Bokashi living highly recommends the average household have two bins. This way when you have one bin full & processing, you can have another bin that you are filling. In our house with the two of us it takes about 10-14 day to fill one bin.
We also go through about 1/4 to a half a bag of bran per bin, just for reference on bran. This is the most important part of your bokashi composting system!
FROM BOKASHI LIVING DIRECTLY
Before you start bokashi composting, it’s useful to understand why bokashi is so beneficial for your plants and gardens. What follows is a quick explanation of healthy soil structure, how it affects your plant roots, and where bokashi fits into it all.
Armed with this knowledge, our hope is that you will be motivated to bokashi compost on an ongoing basis, and in doing so, create better soil in your garden: soil that is healthy, live, organic, and ideal for plant health and vitality.
What is healthy soil structure?
In a nutshell, healthy soil is soil that is full of life, and plenty of
organic matter for that life to feed on. This life consists of macrobes
(this is the visible life, think worms and bugs and such), and
microbes (this is the invisible life, consisting of bacterias, yeasts and
fungi). These living organisms form the soil web, each contributing in
its own special way to the success of them all. But, as with most life
on earth, it’s the smallest creatures at the bottom of the food chain
that are the key ones. And in the soil’s case, these key creatures are
the microbes. Healthy soil begins with microbes, and if it has
plenty of them, the rest of the life will happily come and join them.
How do plants feed themselves?
This process might surprise you. Soil biologists have recently discovered what is perhaps the most amazing symbiotic relationship in nature. And that is the relationship between plant roots and microbes.
Until recently, plant roots were considered to be a one way highway – where water and nutrients are simply directed upwards through the plant roots. But this is not at all the case. Modern soil biologists have determined that plant roots are actually a highly refined two way system where, incredibly, plants send almost 40% of their energy down into their roots. This energy is released, all around the root zone, in the form of sugary carbohydrates. These carbohydrates, known as exudates, are sent with the specific purpose of attracting microbes to the plants roots. A healthy plant, in healthy soil, will have microbes thriving all around its root zone. And it is these microbes, through their digesting of the minerals and nutrients from the soil, that actually feed the plants.
This is the symbiotic relationship: plants feed the microbes, and in turn the microbes feed the plants. This is nature’s natural process, a process that’s been refined and perfected over millennia. As a result, if the soil is lacking in microbes, then the plants will necessarily suffer too.
The problem with today’s soils
Lately, we’ve gotten off track from this natural process.
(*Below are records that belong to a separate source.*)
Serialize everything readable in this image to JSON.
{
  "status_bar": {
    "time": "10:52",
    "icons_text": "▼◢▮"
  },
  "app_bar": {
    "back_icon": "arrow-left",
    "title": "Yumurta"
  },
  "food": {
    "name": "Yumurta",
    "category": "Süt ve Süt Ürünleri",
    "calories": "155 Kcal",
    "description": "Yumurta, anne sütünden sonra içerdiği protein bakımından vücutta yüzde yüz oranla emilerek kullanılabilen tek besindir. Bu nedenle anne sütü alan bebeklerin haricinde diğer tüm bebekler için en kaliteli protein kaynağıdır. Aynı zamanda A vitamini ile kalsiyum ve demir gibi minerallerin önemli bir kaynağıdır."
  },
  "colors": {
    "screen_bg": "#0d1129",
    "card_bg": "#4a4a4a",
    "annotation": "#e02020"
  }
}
Industrial farming techniques have made it into the home garden, in the form of store bought chemical and synthetic fertilizers. These products are attractively labeled, and heavily promoted by the companies behind them. And yes, they do feed plants. But, because they are sulfate (salt) based, they actually serve to kill off the soil microbes, destroying the healthy soil structure that our plants need and prefer. (The runoff from the global over-use of these fertilizers is creating its own set of problems too.)
Simply put, using these chemical fertilizers in the garden effectively creates dead soil, resulting in plants that become dependent on more and more of these fertilizers simply to survive. This is a dangerous and unnecessary cycle. And, if you grow vegetables to eat, also increasingly considered an unhealthy one.
What is bokashi composting?
Bokashi composting is simply a process of using your valuable food waste to generate garden friendly microbes, yeast, and fungi (all of which are contained in a dormant state within the Bokashi bran). These microbes come alive and multiply when they are added to your food waste, and, when dug into your garden, immediately benefit the soil structure and plants living in it.
As a home owner, Bokashi is your ideal tool for creating microbe rich compost. And adding quality compost to our soils is perhaps the only task we really need to focus on as gardeners. If we do that, then the microbes in our soil will thrive, resulting in plants that develop stronger root structures, and have better growth, nutrition and resistance to pests and disease.
The key to the Bokashi process is fermentation. In using the Bokashi bin, you are in effect rapidly fermenting your food waste, and in doing so converting it to a microbe rich format that becomes extremely accessible to your soil ecology and plant roots. In just two weeks after burying your fermented food waste in your garden, it will be assimilated into the surrounding soil web, where it will benefit everything from microbes to macrobes, and in turn the plants themselves. The more you do this, the better and more natural your garden will become.
Bokashi bran is also highly beneficial when used directly as a soil amender. This is especially effective with new plants and seedlings. The bokashi microbes come alive as soon as they come in contact with the newly developing plant roots, and the young plants will develop significantly stronger plant root structures as a result.
How to bokashi compost
Simply follow our four step guide to bokashi composting, and in just 4 to 6 weeks your food waste will be transformed from your kitchen, into your soil web.
Remember, we depend on plants, plants depend on soil, and healthy soil depends on microbes.
We wish you joy and success in your garden!
The Bokashi Living team